[[ Data shown open ]]

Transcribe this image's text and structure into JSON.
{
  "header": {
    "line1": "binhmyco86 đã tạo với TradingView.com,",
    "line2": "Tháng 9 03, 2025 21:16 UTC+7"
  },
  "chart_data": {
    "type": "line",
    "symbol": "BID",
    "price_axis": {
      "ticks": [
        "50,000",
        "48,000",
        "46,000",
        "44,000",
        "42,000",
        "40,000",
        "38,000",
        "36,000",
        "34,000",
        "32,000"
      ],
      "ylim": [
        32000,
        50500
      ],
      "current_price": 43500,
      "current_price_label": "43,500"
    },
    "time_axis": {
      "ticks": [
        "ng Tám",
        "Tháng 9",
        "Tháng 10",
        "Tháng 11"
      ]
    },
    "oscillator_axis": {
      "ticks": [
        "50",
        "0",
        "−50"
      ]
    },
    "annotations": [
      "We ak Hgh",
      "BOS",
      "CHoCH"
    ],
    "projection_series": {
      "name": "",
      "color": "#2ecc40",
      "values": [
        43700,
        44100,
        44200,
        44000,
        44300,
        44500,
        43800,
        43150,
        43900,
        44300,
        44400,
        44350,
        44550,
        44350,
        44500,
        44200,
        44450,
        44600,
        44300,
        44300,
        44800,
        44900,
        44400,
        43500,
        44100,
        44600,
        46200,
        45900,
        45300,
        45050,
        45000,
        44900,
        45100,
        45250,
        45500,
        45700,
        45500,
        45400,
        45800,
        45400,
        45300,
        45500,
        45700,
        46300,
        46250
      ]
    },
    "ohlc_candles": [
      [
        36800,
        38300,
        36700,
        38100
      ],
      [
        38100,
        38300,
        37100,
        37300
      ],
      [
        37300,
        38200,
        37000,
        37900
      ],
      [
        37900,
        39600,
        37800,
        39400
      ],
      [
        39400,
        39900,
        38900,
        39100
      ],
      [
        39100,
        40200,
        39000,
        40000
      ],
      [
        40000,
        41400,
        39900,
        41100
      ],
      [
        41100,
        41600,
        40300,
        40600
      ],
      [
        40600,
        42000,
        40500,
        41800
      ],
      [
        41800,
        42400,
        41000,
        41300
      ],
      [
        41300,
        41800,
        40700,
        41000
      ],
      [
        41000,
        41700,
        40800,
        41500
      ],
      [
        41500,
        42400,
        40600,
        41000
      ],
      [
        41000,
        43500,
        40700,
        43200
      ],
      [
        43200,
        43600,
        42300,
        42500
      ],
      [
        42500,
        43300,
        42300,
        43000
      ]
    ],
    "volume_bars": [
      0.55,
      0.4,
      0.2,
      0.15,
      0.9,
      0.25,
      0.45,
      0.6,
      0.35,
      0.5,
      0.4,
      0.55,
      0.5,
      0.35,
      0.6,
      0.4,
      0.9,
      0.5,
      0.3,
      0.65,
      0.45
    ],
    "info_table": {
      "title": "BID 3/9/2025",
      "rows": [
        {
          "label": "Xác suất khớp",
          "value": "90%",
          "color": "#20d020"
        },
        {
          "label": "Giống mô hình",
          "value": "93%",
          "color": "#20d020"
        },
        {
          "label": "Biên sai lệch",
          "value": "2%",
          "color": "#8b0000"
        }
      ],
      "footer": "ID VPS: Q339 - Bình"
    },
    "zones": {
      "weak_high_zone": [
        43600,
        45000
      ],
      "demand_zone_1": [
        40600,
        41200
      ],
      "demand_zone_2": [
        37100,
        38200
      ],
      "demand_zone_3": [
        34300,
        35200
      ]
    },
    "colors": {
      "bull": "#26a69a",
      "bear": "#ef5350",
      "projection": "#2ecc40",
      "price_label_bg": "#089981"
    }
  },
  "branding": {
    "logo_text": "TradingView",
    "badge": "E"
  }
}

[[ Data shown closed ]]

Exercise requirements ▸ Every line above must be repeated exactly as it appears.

Task answer ▸
Transcribe this image's text and structure into JSON.
{
  "header": {
    "line1": "binhmyco86 đã tạo với TradingView.com,",
    "line2": "Tháng 9 03, 2025 21:16 UTC+7"
  },
  "chart_data": {
    "type": "line",
    "symbol": "BID",
    "price_axis": {
      "ticks": [
        "50,000",
        "48,000",
        "46,000",
        "44,000",
        "42,000",
        "40,000",
        "38,000",
        "36,000",
        "34,000",
        "32,000"
      ],
      "ylim": [
        32000,
        50500
      ],
      "current_price": 43500,
      "current_price_label": "43,500"
    },
    "time_axis": {
      "ticks": [
        "ng Tám",
        "Tháng 9",
        "Tháng 10",
        "Tháng 11"
      ]
    },
    "oscillator_axis": {
      "ticks": [
        "50",
        "0",
        "−50"
      ]
    },
    "annotations": [
      "We ak Hgh",
      "BOS",
      "CHoCH"
    ],
    "projection_series": {
      "name": "",
      "color": "#2ecc40",
      "values": [
        43700,
        44100,
        44200,
        44000,
        44300,
        44500,
        43800,
        43150,
        43900,
        44300,
        44400,
        44350,
        44550,
        44350,
        44500,
        44200,
        44450,
        44600,
        44300,
        44300,
        44800,
        44900,
        44400,
        43500,
        44100,
        44600,
        46200,
        45900,
        45300,
        45050,
        45000,
        44900,
        45100,
        45250,
        45500,
        45700,
        45500,
        45400,
        45800,
        45400,
        45300,
        45500,
        45700,
        46300,
        46250
      ]
    },
    "ohlc_candles": [
      [
        36800,
        38300,
        36700,
        38100
      ],
      [
        38100,
        38300,
        37100,
        37300
      ],
      [
        37300,
        38200,
        37000,
        37900
      ],
      [
        37900,
        39600,
        37800,
        39400
      ],
      [
        39400,
        39900,
        38900,
        39100
      ],
      [
        39100,
        40200,
        39000,
        40000
      ],
      [
        40000,
        41400,
        39900,
        41100
      ],
      [
        41100,
        41600,
        40300,
        40600
      ],
      [
        40600,
        42000,
        40500,
        41800
      ],
      [
        41800,
        42400,
        41000,
        41300
      ],
      [
        41300,
        41800,
        40700,
        41000
      ],
      [
        41000,
        41700,
        40800,
        41500
      ],
      [
        41500,
        42400,
        40600,
        41000
      ],
      [
        41000,
        43500,
        40700,
        43200
      ],
      [
        43200,
        43600,
        42300,
        42500
      ],
      [
        42500,
        43300,
        42300,
        43000
      ]
    ],
    "volume_bars": [
      0.55,
      0.4,
      0.2,
      0.15,
      0.9,
      0.25,
      0.45,
      0.6,
      0.35,
      0.5,
      0.4,
      0.55,
      0.5,
      0.35,
      0.6,
      0.4,
      0.9,
      0.5,
      0.3,
      0.65,
      0.45
    ],
    "info_table": {
      "title": "BID 3/9/2025",
      "rows": [
        {
          "label": "Xác suất khớp",
          "value": "90%",
          "color": "#20d020"
        },
        {
          "label": "Giống mô hình",
          "value": "93%",
          "color": "#20d020"
        },
        {
          "label": "Biên sai lệch",
          "value": "2%",
          "color": "#8b0000"
        }
      ],
      "footer": "ID VPS: Q339 - Bình"
    },
    "zones": {
      "weak_high_zone": [
        43600,
        45000
      ],
      "demand_zone_1": [
        40600,
        41200
      ],
      "demand_zone_2": [
        37100,
        38200
      ],
      "demand_zone_3": [
        34300,
        35200
      ]
    },
    "colors": {
      "bull": "#26a69a",
      "bear": "#ef5350",
      "projection": "#2ecc40",
      "price_label_bg": "#089981"
    }
  },
  "branding": {
    "logo_text": "TradingView",
    "badge": "E"
  }
}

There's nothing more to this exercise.